The third Yama, Asteya, is translated as non-stealing. Deep practice with it encourages not to desire the belongings, conditions, ideas, or anything else of another. In Buddhist practice this is echoed by the second grave precept, “Be giving. Do not Steal.” (as written by John Daido Loori).
In order that we are not tempted to steal we are encouraged to recognize that we have desires, but to be modest in them, trustworthy, and respectful in our dealings with others. We may eventually come to realize the inherent impermanence in the idea of anything that is “mine” or “theirs” to steal. With this practice, we cultivate the space to be more giving of our resources, possessions, and self.
When teaching students, in assuming the responsibility of guiding other people, I must be giving of my resources. I must be accountable to the students and mindful the trust they place in another person to teach them.

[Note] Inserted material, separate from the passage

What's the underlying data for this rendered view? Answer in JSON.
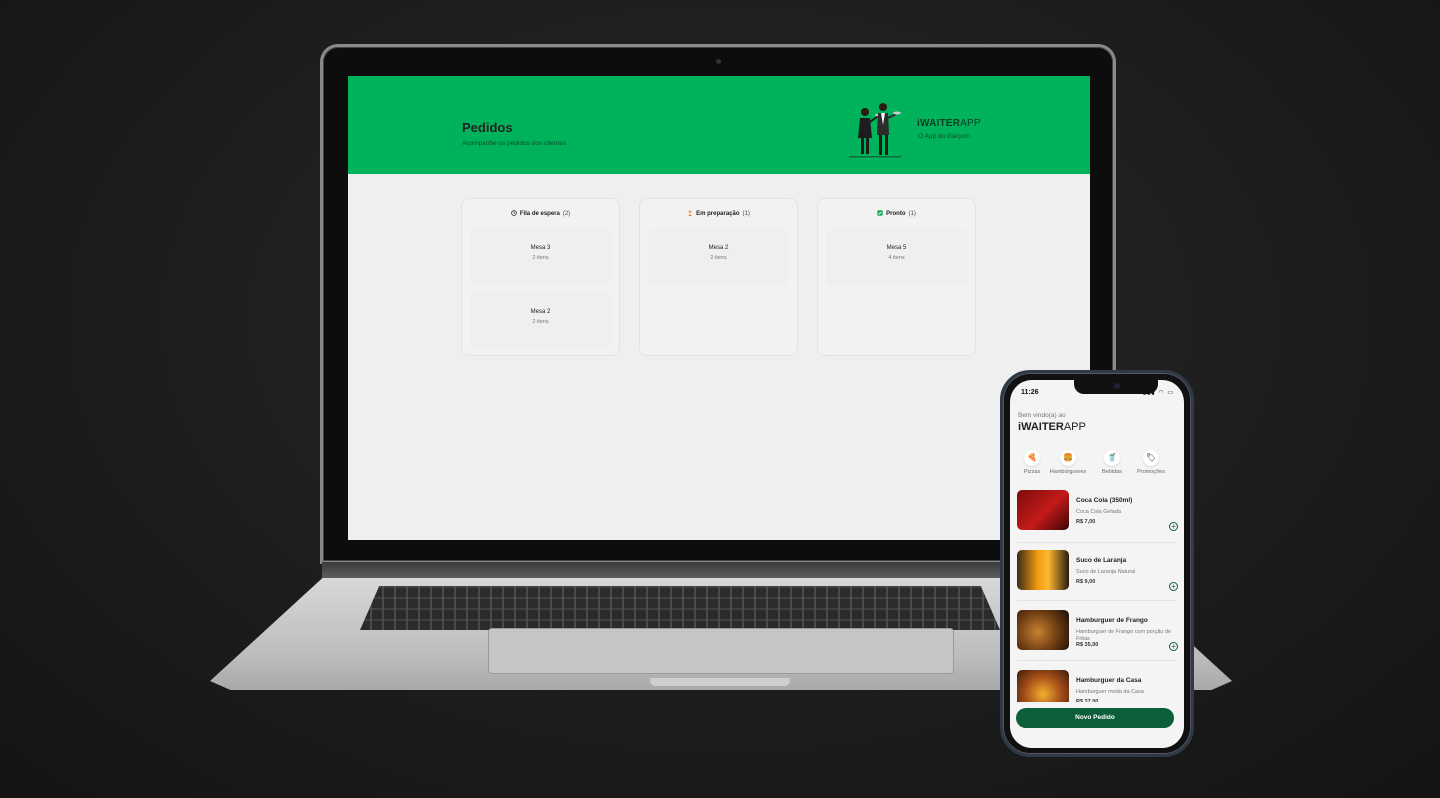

Although it is good to desire to see students attain correct posture, this should be moderated by respect and compassion for each student’s ability.